• **WHAT YOU ARE ASKED TO DO**
Your answer is to be the count alone: the number of lines in the data below where "icon" appears.

[Component data from apps and pages]
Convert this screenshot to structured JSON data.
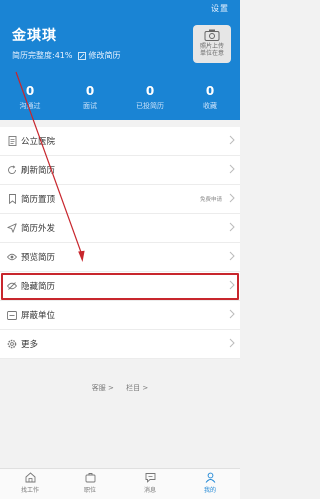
{
  "header": {
    "settings_label": "设置",
    "user_name": "金琪琪",
    "completeness": "简历完整度:41%",
    "edit_label": "修改简历",
    "photo_text_1": "照片上传",
    "photo_text_2": "单位在意",
    "stats": [
      {
        "value": "0",
        "label": "沟通过"
      },
      {
        "value": "0",
        "label": "面试"
      },
      {
        "value": "0",
        "label": "已投简历"
      },
      {
        "value": "0",
        "label": "收藏"
      }
    ]
  },
  "menu": {
    "items": [
      {
        "label": "公立医院",
        "icon": "document-icon"
      },
      {
        "label": "刷新简历",
        "icon": "refresh-icon"
      },
      {
        "label": "简历置顶",
        "icon": "bookmark-icon",
        "tag": "免费申请"
      },
      {
        "label": "简历外发",
        "icon": "send-icon"
      },
      {
        "label": "预览简历",
        "icon": "eye-icon"
      },
      {
        "label": "隐藏简历",
        "icon": "eye-off-icon"
      },
      {
        "label": "屏蔽单位",
        "icon": "block-icon"
      },
      {
        "label": "更多",
        "icon": "gear-icon"
      }
    ]
  },
  "links": {
    "service": "客服 >",
    "column": "栏目 >"
  },
  "tabbar": {
    "tabs": [
      {
        "label": "找工作",
        "icon": "home-icon"
      },
      {
        "label": "职位",
        "icon": "briefcase-icon"
      },
      {
        "label": "消息",
        "icon": "message-icon"
      },
      {
        "label": "我的",
        "icon": "user-icon"
      }
    ]
  },
  "colors": {
    "brand": "#1a84d4",
    "highlight": "#c8262d",
    "arrow": "#c8262d"
  }
}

• **EXERCISE OUTPUT**
12